Man’s great-grandfather rode with Forrest
By SCOTT BRODEN
Ray Goad is glad to tell the true history — not myths — about how his great-grandfather rode with Confederate Gen. Nathan Bedford Forrest.
The 79-year-old Goad has read many books about Forrest and has followed stories on the recent controversy about whether the university should continue using the Civil War cavalry leader’s name on the Army ROTC building at MTSU.
"I have seen what I think are extremes on both sides of this question," Goad said. "I don’t deify Nathan Bedford Forrest because my great-grandfather rode with him. But on the other hand, I think when you try to eliminate history or revise history, that’s not right either."
Goad was 5 when his great-grandfather, Elijah Hanks Watson, died in 1932.

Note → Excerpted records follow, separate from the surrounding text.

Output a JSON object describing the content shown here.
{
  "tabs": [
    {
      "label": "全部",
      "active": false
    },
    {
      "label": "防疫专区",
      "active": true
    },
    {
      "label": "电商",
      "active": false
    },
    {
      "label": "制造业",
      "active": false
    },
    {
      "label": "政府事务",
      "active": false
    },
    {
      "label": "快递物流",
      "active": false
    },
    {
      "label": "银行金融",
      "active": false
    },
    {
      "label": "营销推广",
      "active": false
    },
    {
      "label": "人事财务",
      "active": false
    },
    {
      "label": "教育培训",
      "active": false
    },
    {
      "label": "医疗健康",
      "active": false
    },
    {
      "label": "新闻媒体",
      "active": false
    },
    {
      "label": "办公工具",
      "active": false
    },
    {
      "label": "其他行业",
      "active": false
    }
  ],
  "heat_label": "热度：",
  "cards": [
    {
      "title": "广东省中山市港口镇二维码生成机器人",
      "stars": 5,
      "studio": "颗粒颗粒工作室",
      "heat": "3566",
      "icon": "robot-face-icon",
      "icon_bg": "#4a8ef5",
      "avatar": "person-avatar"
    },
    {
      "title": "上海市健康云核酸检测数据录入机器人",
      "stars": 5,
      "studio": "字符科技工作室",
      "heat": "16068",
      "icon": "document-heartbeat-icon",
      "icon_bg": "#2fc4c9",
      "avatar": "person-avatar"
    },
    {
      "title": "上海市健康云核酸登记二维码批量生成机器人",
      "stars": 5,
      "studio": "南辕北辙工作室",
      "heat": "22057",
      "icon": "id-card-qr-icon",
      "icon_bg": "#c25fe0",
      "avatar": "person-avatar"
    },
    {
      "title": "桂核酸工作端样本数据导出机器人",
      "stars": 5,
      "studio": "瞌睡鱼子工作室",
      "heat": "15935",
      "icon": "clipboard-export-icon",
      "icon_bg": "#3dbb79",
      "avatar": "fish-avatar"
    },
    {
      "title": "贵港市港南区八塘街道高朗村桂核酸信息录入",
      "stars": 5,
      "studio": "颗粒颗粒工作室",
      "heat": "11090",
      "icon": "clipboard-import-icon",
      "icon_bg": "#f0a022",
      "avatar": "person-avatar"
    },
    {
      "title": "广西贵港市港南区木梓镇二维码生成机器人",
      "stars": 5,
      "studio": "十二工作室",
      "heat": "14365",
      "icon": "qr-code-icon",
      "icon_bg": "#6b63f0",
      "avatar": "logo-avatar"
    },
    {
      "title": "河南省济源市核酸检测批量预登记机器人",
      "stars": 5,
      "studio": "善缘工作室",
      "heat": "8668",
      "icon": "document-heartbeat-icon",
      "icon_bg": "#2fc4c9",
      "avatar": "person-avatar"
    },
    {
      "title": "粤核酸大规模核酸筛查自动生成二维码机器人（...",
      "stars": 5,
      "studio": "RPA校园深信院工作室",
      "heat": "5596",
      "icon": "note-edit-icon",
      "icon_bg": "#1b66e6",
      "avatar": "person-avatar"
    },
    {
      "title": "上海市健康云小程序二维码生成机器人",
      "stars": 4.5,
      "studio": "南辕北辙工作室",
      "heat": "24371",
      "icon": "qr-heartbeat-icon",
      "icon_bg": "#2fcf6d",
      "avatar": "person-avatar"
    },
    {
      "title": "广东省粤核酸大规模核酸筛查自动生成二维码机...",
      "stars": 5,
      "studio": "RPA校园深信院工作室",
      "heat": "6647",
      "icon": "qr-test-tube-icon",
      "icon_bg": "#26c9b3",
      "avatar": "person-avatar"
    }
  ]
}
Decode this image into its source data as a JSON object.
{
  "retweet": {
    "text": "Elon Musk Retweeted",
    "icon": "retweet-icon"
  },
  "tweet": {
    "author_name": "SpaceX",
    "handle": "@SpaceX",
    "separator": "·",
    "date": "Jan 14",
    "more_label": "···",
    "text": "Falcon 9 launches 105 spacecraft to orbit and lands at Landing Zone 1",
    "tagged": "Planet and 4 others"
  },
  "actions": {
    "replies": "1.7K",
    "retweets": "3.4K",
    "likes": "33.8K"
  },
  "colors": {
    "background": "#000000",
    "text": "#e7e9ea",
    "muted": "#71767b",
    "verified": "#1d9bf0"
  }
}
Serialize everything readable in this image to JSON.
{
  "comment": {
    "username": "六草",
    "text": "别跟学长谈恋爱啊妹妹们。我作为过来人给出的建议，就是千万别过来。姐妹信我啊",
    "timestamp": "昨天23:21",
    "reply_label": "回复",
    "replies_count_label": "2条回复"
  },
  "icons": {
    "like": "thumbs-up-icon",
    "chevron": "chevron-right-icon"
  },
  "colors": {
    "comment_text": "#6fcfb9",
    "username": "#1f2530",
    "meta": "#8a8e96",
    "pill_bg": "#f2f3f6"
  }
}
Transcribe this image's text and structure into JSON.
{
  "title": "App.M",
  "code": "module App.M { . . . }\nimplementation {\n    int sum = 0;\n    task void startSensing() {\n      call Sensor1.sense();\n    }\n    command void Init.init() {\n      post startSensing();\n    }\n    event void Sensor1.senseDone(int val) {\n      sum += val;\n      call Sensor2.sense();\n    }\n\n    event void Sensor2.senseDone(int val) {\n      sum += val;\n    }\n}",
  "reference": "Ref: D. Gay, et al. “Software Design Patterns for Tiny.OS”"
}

"He and I were great buddies," Goad recalled. "The earliest recollections I have are going out in the springtime with him, and we’d go hunker down against the house in the sunshine just sitting there soaking up the sun. I remember the night that he died. It tore me up."
Goad was not old enough then to absorb any of his great-grandfather’s stories about the war. He learned this years later from his grandmother, Rosetta Watson Haywood; his older sister, Lucille Goad Kerr; and his uncle, Earl Haywood.
"One of the tales that my great-grandfather passed down was they would ride sometimes just for days on end without stopping to sleep," Goad said. "And he recalled this one campaign when they were riding along mountain trails in single file, and they would fall asleep in their saddle and fall off the horse, and they’d run back to the horse to get back up."
That description matches a route that Forrest traveled when he was on the trail of Union troops through mountainous terrain from North Mississippi all the way to Georgia before capturing the enemy, said Goad, who’s confident that his great-grandfather must have been part of that pursuit.
"That’s the only campaign where it would fit," Goad said.
His great-grandfather, though, did not ride with Forrest in the early part of the war, such as when the general captured Murfreesboro from Union control July 13, 1862.
Goad has researched state archives about his great-grandfather and learned how Watson appeared in court after the war to verify that another Confederate veteran had served for the Maury (County) Light Artillery. That unit early in the war was stationed at Fort Donelson near Dover, Tenn., and it faced a siege by Union troops led by Gen. Ulysses S. Grant.
The fort’s commander agreed to surrender, but Forrest refused to comply and led his cavalry and others through high water to flee from Grant’s superior-sized forces.
"A lot of troops in Fort Donelson didn’t want to surrender either, so they followed Forrest along with his regular cavalry," Goad said. "My great-grandfather was one of those who followed Forrest out of there on foot."
Goad concluded his great-grandfather must have joined the Forrest cavalry after escaping Fort Donelson.
Records do suggest that Forrest inspired troops beyond his own cavalry to escape from the larger Union force, said Derek Frisby, an MTSU Tennessee and U.S. history professor.
Part of what made Forrest a legend with many men was that he’d disregard what the generals were telling him to do when they were outnumbered.
"Forrest was smart enough to know when to retreat and when to press the issue," said Kirby, noting that Forrest continued to fight several weeks after Confederate Gen. Robert E. Lee chose to end the war by surrendering in 1865.
Although Forrest often retreated before larger Union forces could capture his cavalry, he was also known for bluffing the Northern officers into thinking his forces were larger than they were.
"Forrest was really good at that," Goad said.
In addition to deceiving the enemy on the battlefield, the general was also known for winning battles by getting to key locations first with the most men.
Forrest’s influence as a military leader should be appreciated but not exaggerated, Goad said.
"It’s kind of hard to know what truth is when you’re looking back that far," said Goad, who’s concerned about how writers and others sometimes can be unethical in how they present history to increase book sales. "I think in a lot of cases like this we don’t need to be nit-picking things that divide us as a society. People get up in arms over the silliest things."
Some still resent what happened, yet the Civil War ended as it should have, Goad said.
"I think slavery is, was and always will be wrong," Goad said. "It’s wrong to own another human being. I think my great-grandfather believed that. I don’t know why he fought in the war. A lot of young men fight in wars that they didn’t understand."
Goad hopes MTSU students and others will come together to better understand Forrest.
"If we let history divide us, we are not learning from history," Goad said. "This country has been divided many times in the past, and not just in the Civil War. If we don’t learn from that, we are really going backwards instead of forward. We need to remain focused on trying to make this society better for everybody."
Copyright ©2006 The Daily News Journal.